INDIANAPOLIS – A debate over specialty-group license plates got no clarity Wednesday after a legislative committee listened to about two hours of testimony and decided not to make any recommendations.
Rep. Ed Soliday, R-Valparaiso, chairman of the panel, said he didnt think the group could reach consensus so it would be up to individual legislators if they want to offer a bill next session.
We were directed by the legislature to come and hear testimony, he said, noting the opportunity for the public to testify. That is why we spent money to be here.
When the issue came up at the end of the legislative session last year, it threatened to derail progress on other bills. As a result, leaders assigned it to a summer study committee, and a temporary moratorium was placed on the program.
Before it was halted, nonprofits could apply for a special plate for $40. Of that, $25 goes back to the organization and $15 stays with the BMV.
About 459,000 Hoosiers have specialty plates – a number thats changed little in recent years.
The application process for a new specialty plate includes a petition of 500 people who would be interested in buying the plate, certification of nonprofit status, an explanation of the organizations statewide impact and information on how the money will be spent.
There are more than 100 specialty-group plates, with subjects as varied as colleges, military groups, sports and assorted health-related plates. The legislature used to be more involved in establishing individual plates, but now the work is largely handled by the Bureau of Motor Vehicles.
From 2007 through 2011, about 1.6 million specialty plates were sold. The BMV has distributed more than $41 million to organizations.
The BMV currently doesnt audit the program after the plates are issued other than monitoring to ensure a minimum sales level is met.
Soliday and other legislators have suggested the legislature needs to decide on individual plates again. Others think the state should get out of the nonprofit fundraising business altogether.
Whatever we need to do, we need to follow the standards and not deviate.

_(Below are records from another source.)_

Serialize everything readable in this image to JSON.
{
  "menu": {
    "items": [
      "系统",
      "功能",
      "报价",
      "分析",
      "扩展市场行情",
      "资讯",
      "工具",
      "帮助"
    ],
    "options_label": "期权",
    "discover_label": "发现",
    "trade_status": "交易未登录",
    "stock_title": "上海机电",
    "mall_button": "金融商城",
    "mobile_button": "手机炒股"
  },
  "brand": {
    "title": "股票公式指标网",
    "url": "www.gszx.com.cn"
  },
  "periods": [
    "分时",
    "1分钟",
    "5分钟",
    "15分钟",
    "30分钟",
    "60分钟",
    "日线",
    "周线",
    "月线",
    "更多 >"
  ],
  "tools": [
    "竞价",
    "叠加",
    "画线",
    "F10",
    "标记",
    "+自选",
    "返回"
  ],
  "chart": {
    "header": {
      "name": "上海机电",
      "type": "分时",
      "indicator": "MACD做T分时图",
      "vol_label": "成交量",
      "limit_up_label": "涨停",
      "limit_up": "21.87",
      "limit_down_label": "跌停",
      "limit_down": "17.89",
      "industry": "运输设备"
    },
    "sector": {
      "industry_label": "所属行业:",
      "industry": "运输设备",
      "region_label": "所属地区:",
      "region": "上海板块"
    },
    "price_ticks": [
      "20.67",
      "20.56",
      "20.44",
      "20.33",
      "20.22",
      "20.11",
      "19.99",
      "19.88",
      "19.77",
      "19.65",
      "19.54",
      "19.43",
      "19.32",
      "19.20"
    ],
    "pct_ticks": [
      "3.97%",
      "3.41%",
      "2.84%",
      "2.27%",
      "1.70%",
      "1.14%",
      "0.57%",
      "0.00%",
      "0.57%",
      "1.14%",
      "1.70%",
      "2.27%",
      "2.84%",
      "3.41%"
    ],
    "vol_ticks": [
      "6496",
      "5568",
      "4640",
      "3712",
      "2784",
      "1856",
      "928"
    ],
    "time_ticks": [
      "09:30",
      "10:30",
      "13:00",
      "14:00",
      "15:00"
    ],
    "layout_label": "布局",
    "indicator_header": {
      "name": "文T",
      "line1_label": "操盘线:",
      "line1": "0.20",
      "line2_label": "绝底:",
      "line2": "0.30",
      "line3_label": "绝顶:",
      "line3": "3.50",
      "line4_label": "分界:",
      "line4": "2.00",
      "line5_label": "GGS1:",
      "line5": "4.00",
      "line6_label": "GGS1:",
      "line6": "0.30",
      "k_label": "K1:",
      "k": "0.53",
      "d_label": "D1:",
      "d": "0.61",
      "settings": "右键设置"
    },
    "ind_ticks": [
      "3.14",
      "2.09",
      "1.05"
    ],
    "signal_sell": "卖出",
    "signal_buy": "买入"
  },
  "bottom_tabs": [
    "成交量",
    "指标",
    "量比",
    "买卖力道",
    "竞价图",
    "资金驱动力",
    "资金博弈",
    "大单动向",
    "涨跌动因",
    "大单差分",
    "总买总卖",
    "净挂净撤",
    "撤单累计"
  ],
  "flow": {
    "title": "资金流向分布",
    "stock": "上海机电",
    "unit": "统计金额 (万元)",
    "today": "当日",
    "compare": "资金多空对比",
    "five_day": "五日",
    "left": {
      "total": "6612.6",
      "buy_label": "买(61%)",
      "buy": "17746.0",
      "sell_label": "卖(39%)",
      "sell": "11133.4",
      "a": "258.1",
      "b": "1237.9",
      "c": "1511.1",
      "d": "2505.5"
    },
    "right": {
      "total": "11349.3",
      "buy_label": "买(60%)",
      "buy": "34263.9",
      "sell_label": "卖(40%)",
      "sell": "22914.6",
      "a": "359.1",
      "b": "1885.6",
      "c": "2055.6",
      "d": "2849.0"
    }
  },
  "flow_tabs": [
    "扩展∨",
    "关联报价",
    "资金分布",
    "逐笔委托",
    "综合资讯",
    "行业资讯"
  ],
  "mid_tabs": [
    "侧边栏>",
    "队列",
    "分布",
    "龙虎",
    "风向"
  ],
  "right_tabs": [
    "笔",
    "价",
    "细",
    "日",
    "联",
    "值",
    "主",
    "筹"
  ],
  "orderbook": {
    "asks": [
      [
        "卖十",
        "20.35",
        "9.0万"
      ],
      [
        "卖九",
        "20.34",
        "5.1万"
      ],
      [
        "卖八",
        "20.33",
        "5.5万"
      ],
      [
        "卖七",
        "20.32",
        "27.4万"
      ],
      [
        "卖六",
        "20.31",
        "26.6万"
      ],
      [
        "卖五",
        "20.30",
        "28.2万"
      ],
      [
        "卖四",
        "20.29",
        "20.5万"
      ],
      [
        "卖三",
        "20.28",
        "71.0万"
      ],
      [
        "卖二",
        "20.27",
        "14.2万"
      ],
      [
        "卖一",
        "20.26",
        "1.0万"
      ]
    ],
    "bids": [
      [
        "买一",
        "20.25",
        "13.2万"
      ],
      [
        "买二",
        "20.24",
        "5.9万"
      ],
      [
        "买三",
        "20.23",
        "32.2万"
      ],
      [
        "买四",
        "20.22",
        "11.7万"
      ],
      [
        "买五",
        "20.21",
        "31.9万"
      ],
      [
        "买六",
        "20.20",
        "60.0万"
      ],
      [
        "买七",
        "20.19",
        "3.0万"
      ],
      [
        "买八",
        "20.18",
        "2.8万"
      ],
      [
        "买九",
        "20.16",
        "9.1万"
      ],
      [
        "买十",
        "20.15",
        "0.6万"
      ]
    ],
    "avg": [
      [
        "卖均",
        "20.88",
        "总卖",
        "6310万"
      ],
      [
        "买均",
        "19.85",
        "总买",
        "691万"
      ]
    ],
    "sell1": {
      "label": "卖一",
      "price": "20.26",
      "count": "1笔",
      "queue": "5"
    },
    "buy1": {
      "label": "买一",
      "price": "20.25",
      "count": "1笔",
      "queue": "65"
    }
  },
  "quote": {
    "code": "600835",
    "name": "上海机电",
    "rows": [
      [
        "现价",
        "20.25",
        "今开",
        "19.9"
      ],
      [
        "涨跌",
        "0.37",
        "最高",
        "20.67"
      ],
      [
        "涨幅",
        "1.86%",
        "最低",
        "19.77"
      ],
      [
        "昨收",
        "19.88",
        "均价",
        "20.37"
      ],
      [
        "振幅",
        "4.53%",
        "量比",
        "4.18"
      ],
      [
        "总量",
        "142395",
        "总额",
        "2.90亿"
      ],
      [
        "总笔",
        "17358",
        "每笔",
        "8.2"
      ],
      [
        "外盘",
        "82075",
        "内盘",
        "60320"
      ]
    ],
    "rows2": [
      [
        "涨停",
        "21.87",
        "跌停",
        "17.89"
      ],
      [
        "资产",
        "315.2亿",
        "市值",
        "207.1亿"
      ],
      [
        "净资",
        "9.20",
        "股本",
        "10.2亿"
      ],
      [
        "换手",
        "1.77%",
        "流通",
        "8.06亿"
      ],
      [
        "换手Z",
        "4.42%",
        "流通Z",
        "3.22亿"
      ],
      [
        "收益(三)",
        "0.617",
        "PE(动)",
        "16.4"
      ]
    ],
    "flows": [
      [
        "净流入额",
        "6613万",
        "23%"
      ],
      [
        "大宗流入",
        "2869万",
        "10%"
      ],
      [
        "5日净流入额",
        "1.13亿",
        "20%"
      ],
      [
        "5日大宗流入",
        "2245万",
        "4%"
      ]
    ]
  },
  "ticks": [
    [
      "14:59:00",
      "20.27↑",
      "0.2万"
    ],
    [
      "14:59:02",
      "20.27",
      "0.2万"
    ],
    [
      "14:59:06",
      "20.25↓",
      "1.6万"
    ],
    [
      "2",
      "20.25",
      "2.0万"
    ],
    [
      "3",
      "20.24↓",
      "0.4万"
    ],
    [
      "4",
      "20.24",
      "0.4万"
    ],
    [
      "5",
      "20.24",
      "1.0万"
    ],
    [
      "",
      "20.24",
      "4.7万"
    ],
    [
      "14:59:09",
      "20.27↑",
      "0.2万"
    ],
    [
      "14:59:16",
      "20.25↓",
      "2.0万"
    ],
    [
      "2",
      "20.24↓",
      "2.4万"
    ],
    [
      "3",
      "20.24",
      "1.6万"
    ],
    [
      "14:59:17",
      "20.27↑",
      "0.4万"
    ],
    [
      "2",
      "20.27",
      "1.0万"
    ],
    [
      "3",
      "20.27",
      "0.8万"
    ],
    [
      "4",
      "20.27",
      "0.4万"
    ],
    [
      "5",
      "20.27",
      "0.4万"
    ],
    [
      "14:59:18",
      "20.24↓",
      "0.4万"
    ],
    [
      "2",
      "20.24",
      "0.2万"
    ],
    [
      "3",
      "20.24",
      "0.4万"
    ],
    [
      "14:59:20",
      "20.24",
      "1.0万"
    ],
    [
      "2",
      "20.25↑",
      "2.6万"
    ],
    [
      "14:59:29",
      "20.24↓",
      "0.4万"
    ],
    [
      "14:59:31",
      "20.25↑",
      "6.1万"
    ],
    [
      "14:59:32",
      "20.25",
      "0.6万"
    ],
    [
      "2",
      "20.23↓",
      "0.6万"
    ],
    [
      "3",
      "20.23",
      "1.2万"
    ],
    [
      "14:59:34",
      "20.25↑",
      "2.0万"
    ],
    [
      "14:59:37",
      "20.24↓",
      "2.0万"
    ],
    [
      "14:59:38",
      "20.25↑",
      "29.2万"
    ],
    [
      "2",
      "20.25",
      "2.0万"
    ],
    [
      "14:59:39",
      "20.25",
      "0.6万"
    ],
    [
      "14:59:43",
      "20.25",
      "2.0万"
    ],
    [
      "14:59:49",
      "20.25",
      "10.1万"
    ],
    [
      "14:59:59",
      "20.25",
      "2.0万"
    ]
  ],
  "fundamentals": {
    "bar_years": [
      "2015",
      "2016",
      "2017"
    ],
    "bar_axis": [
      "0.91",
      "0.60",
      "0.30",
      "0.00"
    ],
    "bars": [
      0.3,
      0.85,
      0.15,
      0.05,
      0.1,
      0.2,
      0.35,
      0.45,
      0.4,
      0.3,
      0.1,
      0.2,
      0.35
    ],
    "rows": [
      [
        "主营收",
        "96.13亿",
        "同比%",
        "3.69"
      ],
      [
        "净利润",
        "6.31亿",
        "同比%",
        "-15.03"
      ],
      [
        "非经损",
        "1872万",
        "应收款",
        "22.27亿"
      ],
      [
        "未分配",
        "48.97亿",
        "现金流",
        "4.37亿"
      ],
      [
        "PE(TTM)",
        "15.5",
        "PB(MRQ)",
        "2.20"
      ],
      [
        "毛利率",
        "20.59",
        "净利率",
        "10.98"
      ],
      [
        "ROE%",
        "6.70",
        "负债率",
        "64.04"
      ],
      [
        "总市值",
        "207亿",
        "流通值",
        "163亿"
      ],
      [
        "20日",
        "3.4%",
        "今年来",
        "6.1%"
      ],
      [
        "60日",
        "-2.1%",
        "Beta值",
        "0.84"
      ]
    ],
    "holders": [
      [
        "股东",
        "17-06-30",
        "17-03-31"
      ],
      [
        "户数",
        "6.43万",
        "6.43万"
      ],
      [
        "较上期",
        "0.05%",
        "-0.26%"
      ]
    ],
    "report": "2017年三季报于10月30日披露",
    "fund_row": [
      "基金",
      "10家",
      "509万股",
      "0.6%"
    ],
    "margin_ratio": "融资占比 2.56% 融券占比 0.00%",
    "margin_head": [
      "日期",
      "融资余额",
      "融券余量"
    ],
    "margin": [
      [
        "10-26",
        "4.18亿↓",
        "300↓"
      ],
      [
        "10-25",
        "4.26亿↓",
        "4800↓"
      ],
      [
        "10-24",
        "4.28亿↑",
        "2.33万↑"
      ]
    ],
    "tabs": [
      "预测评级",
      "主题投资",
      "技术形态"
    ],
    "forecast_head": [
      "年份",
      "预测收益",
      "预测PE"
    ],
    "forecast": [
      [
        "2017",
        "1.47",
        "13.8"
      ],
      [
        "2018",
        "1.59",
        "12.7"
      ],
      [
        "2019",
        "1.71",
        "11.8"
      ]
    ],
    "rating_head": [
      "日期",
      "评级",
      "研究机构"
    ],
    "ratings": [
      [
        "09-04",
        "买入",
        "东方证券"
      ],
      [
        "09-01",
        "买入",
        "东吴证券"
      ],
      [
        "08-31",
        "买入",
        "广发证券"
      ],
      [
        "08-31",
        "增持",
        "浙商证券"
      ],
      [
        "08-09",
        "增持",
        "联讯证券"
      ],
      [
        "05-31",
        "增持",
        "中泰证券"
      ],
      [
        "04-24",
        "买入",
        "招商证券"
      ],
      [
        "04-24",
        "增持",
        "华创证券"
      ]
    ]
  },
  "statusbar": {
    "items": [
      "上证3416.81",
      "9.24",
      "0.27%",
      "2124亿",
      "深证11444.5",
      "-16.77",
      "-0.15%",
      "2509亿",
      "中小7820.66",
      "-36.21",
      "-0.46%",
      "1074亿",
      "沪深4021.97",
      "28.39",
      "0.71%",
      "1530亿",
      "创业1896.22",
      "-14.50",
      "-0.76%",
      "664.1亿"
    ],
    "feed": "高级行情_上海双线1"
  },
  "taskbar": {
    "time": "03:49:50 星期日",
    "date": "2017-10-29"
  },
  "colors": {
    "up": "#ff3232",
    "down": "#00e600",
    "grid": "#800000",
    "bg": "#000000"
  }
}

When you deviate, thats when you get in trouble, said Sen. Tom Wyss, R-Fort Wayne. Its not something I want the legislature to take over.
The issue came to a head this year when several legislators became upset that the BMV issued a license plate to a group that supports gay youth. That specialty plate has since been administratively revoked by the BMV for an alleged contract violation.
Soliday said that controversy wasnt the reason he drafted a bill in 2012 to tighten down the program, though he acknowledged the debate and similar controversies in other states.
He believes there needs to be more standards and accountability on the groups that receive plates. He said that includes looking at how much money each organization spends on administration and where the money raised from the plate goes.
No one testified against the program.
Several groups, though, defended it as a legitimate role for government to play
Nancy Tibbett, executive director of Bicycle Indiana, said the state isnt actually doing the fundraising, just providing the administrative avenue. And its not costing state government anything as the fee covers all the expenses and more.
Soliday asked whether people deserve to know where their money is going, and she said people who buy the plates are supporters who believe in the organizations.
He also said repeatedly that he doesnt want certain images, such as a swastika, on a plate that also has the name Indiana – noting at least one court has ruled its a quasi-governmental endorsement.
There are a number of plates I question and object to, but if it went through the process and met the requirements, they are equally allowed to have a plate, Tibbett said.
Nationally, one state has as few as 15 specialty group plates, and Maryland has more than 800.
Elizabeth Murphy, general counsel for the BMV, said the agency would like to see more enforcement teeth in the program, such as a probationary period that would allow the agency to halt a plate more quickly if sales minimums arent met.
Rep. David Wolkins, R-Winona Lake, said he thinks the program is getting too broad and needs to be focused more, but he doesnt want to eliminate them entirely.